Beyond that, I kept my throttle use conservative. I stayed at or slightly under the speed limit. I tried to time traffic lights. I braked gradually, keeping some drag on the pedal to get maximum energy recapture from the regenerative braking system. And I coasted whenever I could. I was helped by ideal weather (mild temperatures, and little wind). The Leaf’s enemies are temperature extremes. The worst, I was told, was very slow, very cold driving conditions.
I look forward to a full, weeklong test of the Leaf (priced at around $33,000, before tax credits) closer to its official on-sale date in December, but it was interesting to have a sneak preview of how it works and to have a real-world demonstration of its viability as a new type of gas-free, pollution-free urban transportation.
Public places to charge the Leaf are (pun intended) scarce, so maximizing range to one’s destination becomes a matter of survival.

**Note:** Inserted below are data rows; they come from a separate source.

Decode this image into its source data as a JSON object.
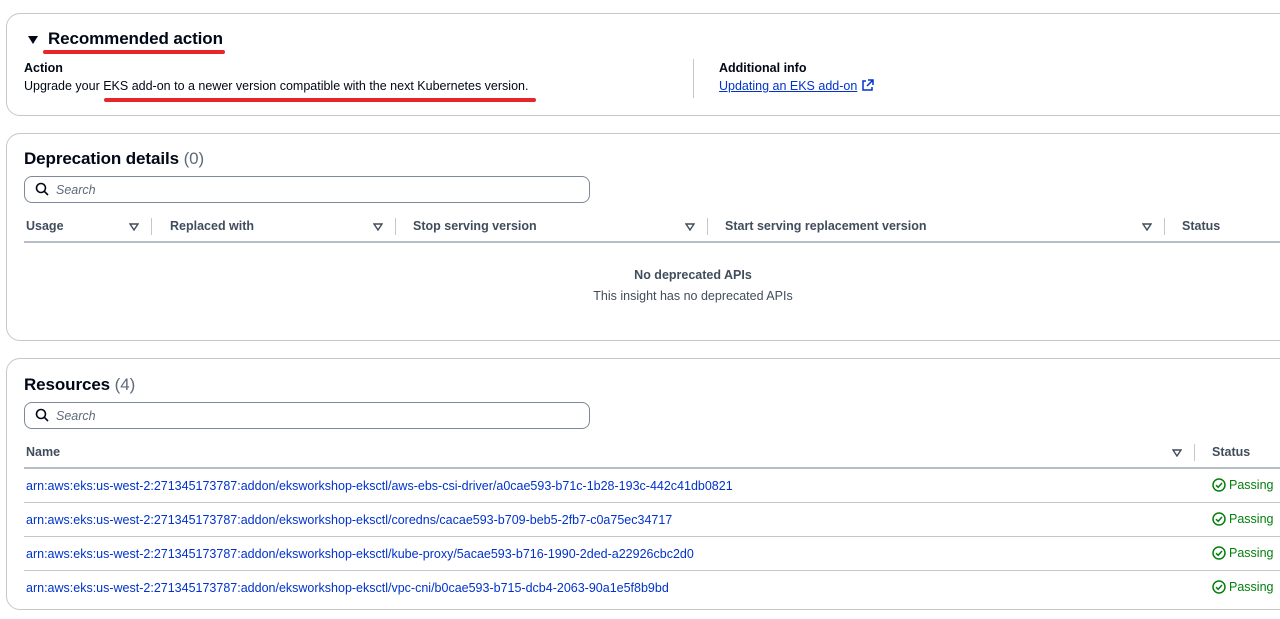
{
  "recommended_action": {
    "title": "Recommended action",
    "action_label": "Action",
    "action_text": "Upgrade your EKS add-on to a newer version compatible with the next Kubernetes version.",
    "additional_info_label": "Additional info",
    "link_text": "Updating an EKS add-on"
  },
  "deprecation": {
    "title": "Deprecation details",
    "count": "(0)",
    "search_placeholder": "Search",
    "columns": [
      "Usage",
      "Replaced with",
      "Stop serving version",
      "Start serving replacement version",
      "Status"
    ],
    "empty_title": "No deprecated APIs",
    "empty_text": "This insight has no deprecated APIs"
  },
  "resources": {
    "title": "Resources",
    "count": "(4)",
    "search_placeholder": "Search",
    "columns": [
      "Name",
      "Status"
    ],
    "rows": [
      {
        "name": "arn:aws:eks:us-west-2:271345173787:addon/eksworkshop-eksctl/aws-ebs-csi-driver/a0cae593-b71c-1b28-193c-442c41db0821",
        "status": "Passing"
      },
      {
        "name": "arn:aws:eks:us-west-2:271345173787:addon/eksworkshop-eksctl/coredns/cacae593-b709-beb5-2fb7-c0a75ec34717",
        "status": "Passing"
      },
      {
        "name": "arn:aws:eks:us-west-2:271345173787:addon/eksworkshop-eksctl/kube-proxy/5acae593-b716-1990-2ded-a22926cbc2d0",
        "status": "Passing"
      },
      {
        "name": "arn:aws:eks:us-west-2:271345173787:addon/eksworkshop-eksctl/vpc-cni/b0cae593-b715-dcb4-2063-90a1e5f8b9bd",
        "status": "Passing"
      }
    ]
  },
  "colors": {
    "link": "#0033cc",
    "passing": "#037f0c",
    "annotation_underline": "#e8242c",
    "border": "#c6c6cd"
  },
  "icons": [
    "caret-down-icon",
    "external-link-icon",
    "search-icon",
    "sort-icon",
    "check-circle-icon"
  ]
}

During my drive, I passed a number of California’s mostly useless “Electric Vehicle Charging Stations;” the state is trying to allocate funds to convert these units from obsolete “conductive” types to the “inductive” kind of charging that the Leaf (and Tesla’s Roadster) require.
Initially, most recharging will be done at the homes of Leaf owners (16,100 people have placed $99 deposits, as of this writing). They will need to install 240-volt, 30-amp chargers in their garages. Nissan said it will cost a little less than $3 on average to recharge the vehicle (assuming a price of 11 cents per kilowatt-hour for electricity), and recharging can easily be done overnight (when electricity rates can drop further). An optional fast-charger can provide an 80 percent charge in 30 minutes.
The Leaf will obviously run out of range eventually and need recharging, no matter how much you baby it. But it was fun to fantasize, for a few miles at least, that I could drive forever.